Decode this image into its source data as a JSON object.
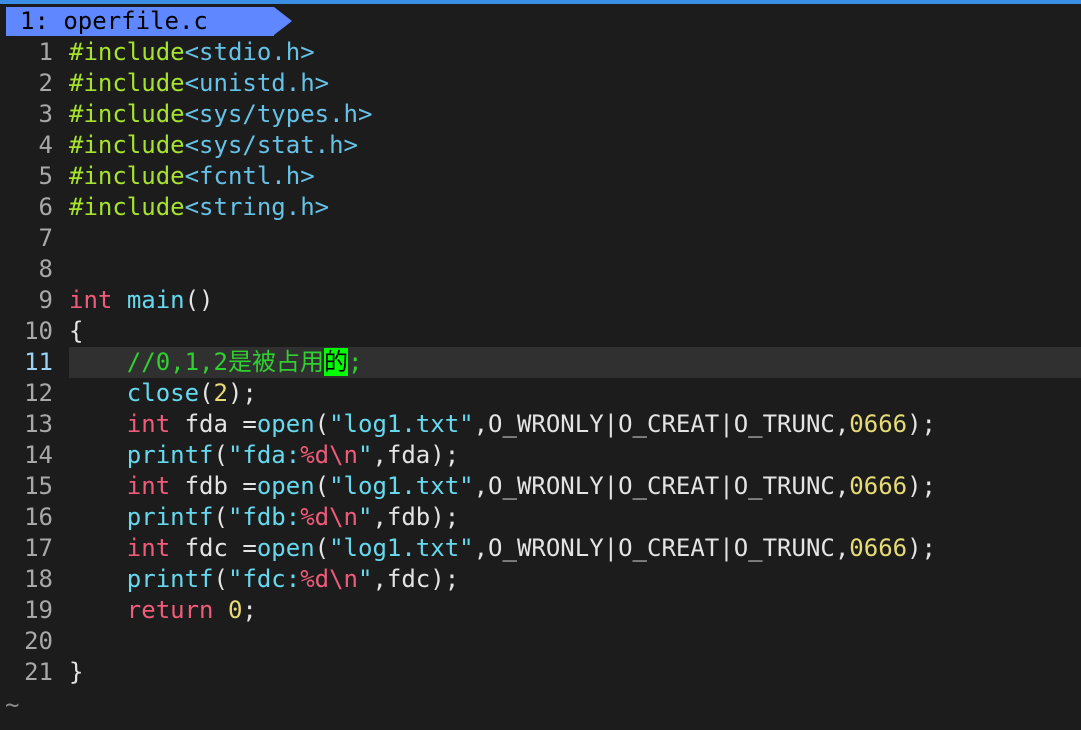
{
  "tab": {
    "label": "1: operfile.c"
  },
  "lines": [
    {
      "num": "1",
      "tokens": [
        {
          "c": "pre",
          "t": "#include"
        },
        {
          "c": "hdr",
          "t": "<stdio.h>"
        }
      ]
    },
    {
      "num": "2",
      "tokens": [
        {
          "c": "pre",
          "t": "#include"
        },
        {
          "c": "hdr",
          "t": "<unistd.h>"
        }
      ]
    },
    {
      "num": "3",
      "tokens": [
        {
          "c": "pre",
          "t": "#include"
        },
        {
          "c": "hdr",
          "t": "<sys/types.h>"
        }
      ]
    },
    {
      "num": "4",
      "tokens": [
        {
          "c": "pre",
          "t": "#include"
        },
        {
          "c": "hdr",
          "t": "<sys/stat.h>"
        }
      ]
    },
    {
      "num": "5",
      "tokens": [
        {
          "c": "pre",
          "t": "#include"
        },
        {
          "c": "hdr",
          "t": "<fcntl.h>"
        }
      ]
    },
    {
      "num": "6",
      "tokens": [
        {
          "c": "pre",
          "t": "#include"
        },
        {
          "c": "hdr",
          "t": "<string.h>"
        }
      ]
    },
    {
      "num": "7",
      "tokens": []
    },
    {
      "num": "8",
      "tokens": []
    },
    {
      "num": "9",
      "tokens": [
        {
          "c": "kw",
          "t": "int"
        },
        {
          "c": "txt",
          "t": " "
        },
        {
          "c": "fn",
          "t": "main"
        },
        {
          "c": "txt",
          "t": "()"
        }
      ]
    },
    {
      "num": "10",
      "tokens": [
        {
          "c": "txt",
          "t": "{"
        }
      ]
    },
    {
      "num": "11",
      "cursor": true,
      "tokens": [
        {
          "c": "txt",
          "t": "    "
        },
        {
          "c": "cmt",
          "t": "//0,1,2是被占用"
        },
        {
          "c": "hl",
          "t": "的"
        },
        {
          "c": "cmt",
          "t": ";"
        }
      ]
    },
    {
      "num": "12",
      "tokens": [
        {
          "c": "txt",
          "t": "    "
        },
        {
          "c": "fn",
          "t": "close"
        },
        {
          "c": "txt",
          "t": "("
        },
        {
          "c": "num",
          "t": "2"
        },
        {
          "c": "txt",
          "t": ");"
        }
      ]
    },
    {
      "num": "13",
      "tokens": [
        {
          "c": "txt",
          "t": "    "
        },
        {
          "c": "kw",
          "t": "int"
        },
        {
          "c": "txt",
          "t": " fda ="
        },
        {
          "c": "fn",
          "t": "open"
        },
        {
          "c": "txt",
          "t": "("
        },
        {
          "c": "str",
          "t": "\"log1.txt\""
        },
        {
          "c": "txt",
          "t": ",O_WRONLY|O_CREAT|O_TRUNC,"
        },
        {
          "c": "num",
          "t": "0666"
        },
        {
          "c": "txt",
          "t": ");"
        }
      ]
    },
    {
      "num": "14",
      "tokens": [
        {
          "c": "txt",
          "t": "    "
        },
        {
          "c": "fn",
          "t": "printf"
        },
        {
          "c": "txt",
          "t": "("
        },
        {
          "c": "str",
          "t": "\"fda:"
        },
        {
          "c": "fmt",
          "t": "%d\\n"
        },
        {
          "c": "str",
          "t": "\""
        },
        {
          "c": "txt",
          "t": ",fda);"
        }
      ]
    },
    {
      "num": "15",
      "tokens": [
        {
          "c": "txt",
          "t": "    "
        },
        {
          "c": "kw",
          "t": "int"
        },
        {
          "c": "txt",
          "t": " fdb ="
        },
        {
          "c": "fn",
          "t": "open"
        },
        {
          "c": "txt",
          "t": "("
        },
        {
          "c": "str",
          "t": "\"log1.txt\""
        },
        {
          "c": "txt",
          "t": ",O_WRONLY|O_CREAT|O_TRUNC,"
        },
        {
          "c": "num",
          "t": "0666"
        },
        {
          "c": "txt",
          "t": ");"
        }
      ]
    },
    {
      "num": "16",
      "tokens": [
        {
          "c": "txt",
          "t": "    "
        },
        {
          "c": "fn",
          "t": "printf"
        },
        {
          "c": "txt",
          "t": "("
        },
        {
          "c": "str",
          "t": "\"fdb:"
        },
        {
          "c": "fmt",
          "t": "%d\\n"
        },
        {
          "c": "str",
          "t": "\""
        },
        {
          "c": "txt",
          "t": ",fdb);"
        }
      ]
    },
    {
      "num": "17",
      "tokens": [
        {
          "c": "txt",
          "t": "    "
        },
        {
          "c": "kw",
          "t": "int"
        },
        {
          "c": "txt",
          "t": " fdc ="
        },
        {
          "c": "fn",
          "t": "open"
        },
        {
          "c": "txt",
          "t": "("
        },
        {
          "c": "str",
          "t": "\"log1.txt\""
        },
        {
          "c": "txt",
          "t": ",O_WRONLY|O_CREAT|O_TRUNC,"
        },
        {
          "c": "num",
          "t": "0666"
        },
        {
          "c": "txt",
          "t": ");"
        }
      ]
    },
    {
      "num": "18",
      "tokens": [
        {
          "c": "txt",
          "t": "    "
        },
        {
          "c": "fn",
          "t": "printf"
        },
        {
          "c": "txt",
          "t": "("
        },
        {
          "c": "str",
          "t": "\"fdc:"
        },
        {
          "c": "fmt",
          "t": "%d\\n"
        },
        {
          "c": "str",
          "t": "\""
        },
        {
          "c": "txt",
          "t": ",fdc);"
        }
      ]
    },
    {
      "num": "19",
      "tokens": [
        {
          "c": "txt",
          "t": "    "
        },
        {
          "c": "kw",
          "t": "return"
        },
        {
          "c": "txt",
          "t": " "
        },
        {
          "c": "num",
          "t": "0"
        },
        {
          "c": "txt",
          "t": ";"
        }
      ]
    },
    {
      "num": "20",
      "tokens": []
    },
    {
      "num": "21",
      "tokens": [
        {
          "c": "txt",
          "t": "}"
        }
      ]
    }
  ],
  "eob_marker": "~"
}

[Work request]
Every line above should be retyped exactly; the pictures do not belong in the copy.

[Result]
Decode this image into its source data as a JSON object.
{
  "tab": {
    "label": "1: operfile.c"
  },
  "lines": [
    {
      "num": "1",
      "tokens": [
        {
          "c": "pre",
          "t": "#include"
        },
        {
          "c": "hdr",
          "t": "<stdio.h>"
        }
      ]
    },
    {
      "num": "2",
      "tokens": [
        {
          "c": "pre",
          "t": "#include"
        },
        {
          "c": "hdr",
          "t": "<unistd.h>"
        }
      ]
    },
    {
      "num": "3",
      "tokens": [
        {
          "c": "pre",
          "t": "#include"
        },
        {
          "c": "hdr",
          "t": "<sys/types.h>"
        }
      ]
    },
    {
      "num": "4",
      "tokens": [
        {
          "c": "pre",
          "t": "#include"
        },
        {
          "c": "hdr",
          "t": "<sys/stat.h>"
        }
      ]
    },
    {
      "num": "5",
      "tokens": [
        {
          "c": "pre",
          "t": "#include"
        },
        {
          "c": "hdr",
          "t": "<fcntl.h>"
        }
      ]
    },
    {
      "num": "6",
      "tokens": [
        {
          "c": "pre",
          "t": "#include"
        },
        {
          "c": "hdr",
          "t": "<string.h>"
        }
      ]
    },
    {
      "num": "7",
      "tokens": []
    },
    {
      "num": "8",
      "tokens": []
    },
    {
      "num": "9",
      "tokens": [
        {
          "c": "kw",
          "t": "int"
        },
        {
          "c": "txt",
          "t": " "
        },
        {
          "c": "fn",
          "t": "main"
        },
        {
          "c": "txt",
          "t": "()"
        }
      ]
    },
    {
      "num": "10",
      "tokens": [
        {
          "c": "txt",
          "t": "{"
        }
      ]
    },
    {
      "num": "11",
      "cursor": true,
      "tokens": [
        {
          "c": "txt",
          "t": "    "
        },
        {
          "c": "cmt",
          "t": "//0,1,2是被占用"
        },
        {
          "c": "hl",
          "t": "的"
        },
        {
          "c": "cmt",
          "t": ";"
        }
      ]
    },
    {
      "num": "12",
      "tokens": [
        {
          "c": "txt",
          "t": "    "
        },
        {
          "c": "fn",
          "t": "close"
        },
        {
          "c": "txt",
          "t": "("
        },
        {
          "c": "num",
          "t": "2"
        },
        {
          "c": "txt",
          "t": ");"
        }
      ]
    },
    {
      "num": "13",
      "tokens": [
        {
          "c": "txt",
          "t": "    "
        },
        {
          "c": "kw",
          "t": "int"
        },
        {
          "c": "txt",
          "t": " fda ="
        },
        {
          "c": "fn",
          "t": "open"
        },
        {
          "c": "txt",
          "t": "("
        },
        {
          "c": "str",
          "t": "\"log1.txt\""
        },
        {
          "c": "txt",
          "t": ",O_WRONLY|O_CREAT|O_TRUNC,"
        },
        {
          "c": "num",
          "t": "0666"
        },
        {
          "c": "txt",
          "t": ");"
        }
      ]
    },
    {
      "num": "14",
      "tokens": [
        {
          "c": "txt",
          "t": "    "
        },
        {
          "c": "fn",
          "t": "printf"
        },
        {
          "c": "txt",
          "t": "("
        },
        {
          "c": "str",
          "t": "\"fda:"
        },
        {
          "c": "fmt",
          "t": "%d\\n"
        },
        {
          "c": "str",
          "t": "\""
        },
        {
          "c": "txt",
          "t": ",fda);"
        }
      ]
    },
    {
      "num": "15",
      "tokens": [
        {
          "c": "txt",
          "t": "    "
        },
        {
          "c": "kw",
          "t": "int"
        },
        {
          "c": "txt",
          "t": " fdb ="
        },
        {
          "c": "fn",
          "t": "open"
        },
        {
          "c": "txt",
          "t": "("
        },
        {
          "c": "str",
          "t": "\"log1.txt\""
        },
        {
          "c": "txt",
          "t": ",O_WRONLY|O_CREAT|O_TRUNC,"
        },
        {
          "c": "num",
          "t": "0666"
        },
        {
          "c": "txt",
          "t": ");"
        }
      ]
    },
    {
      "num": "16",
      "tokens": [
        {
          "c": "txt",
          "t": "    "
        },
        {
          "c": "fn",
          "t": "printf"
        },
        {
          "c": "txt",
          "t": "("
        },
        {
          "c": "str",
          "t": "\"fdb:"
        },
        {
          "c": "fmt",
          "t": "%d\\n"
        },
        {
          "c": "str",
          "t": "\""
        },
        {
          "c": "txt",
          "t": ",fdb);"
        }
      ]
    },
    {
      "num": "17",
      "tokens": [
        {
          "c": "txt",
          "t": "    "
        },
        {
          "c": "kw",
          "t": "int"
        },
        {
          "c": "txt",
          "t": " fdc ="
        },
        {
          "c": "fn",
          "t": "open"
        },
        {
          "c": "txt",
          "t": "("
        },
        {
          "c": "str",
          "t": "\"log1.txt\""
        },
        {
          "c": "txt",
          "t": ",O_WRONLY|O_CREAT|O_TRUNC,"
        },
        {
          "c": "num",
          "t": "0666"
        },
        {
          "c": "txt",
          "t": ");"
        }
      ]
    },
    {
      "num": "18",
      "tokens": [
        {
          "c": "txt",
          "t": "    "
        },
        {
          "c": "fn",
          "t": "printf"
        },
        {
          "c": "txt",
          "t": "("
        },
        {
          "c": "str",
          "t": "\"fdc:"
        },
        {
          "c": "fmt",
          "t": "%d\\n"
        },
        {
          "c": "str",
          "t": "\""
        },
        {
          "c": "txt",
          "t": ",fdc);"
        }
      ]
    },
    {
      "num": "19",
      "tokens": [
        {
          "c": "txt",
          "t": "    "
        },
        {
          "c": "kw",
          "t": "return"
        },
        {
          "c": "txt",
          "t": " "
        },
        {
          "c": "num",
          "t": "0"
        },
        {
          "c": "txt",
          "t": ";"
        }
      ]
    },
    {
      "num": "20",
      "tokens": []
    },
    {
      "num": "21",
      "tokens": [
        {
          "c": "txt",
          "t": "}"
        }
      ]
    }
  ],
  "eob_marker": "~"
}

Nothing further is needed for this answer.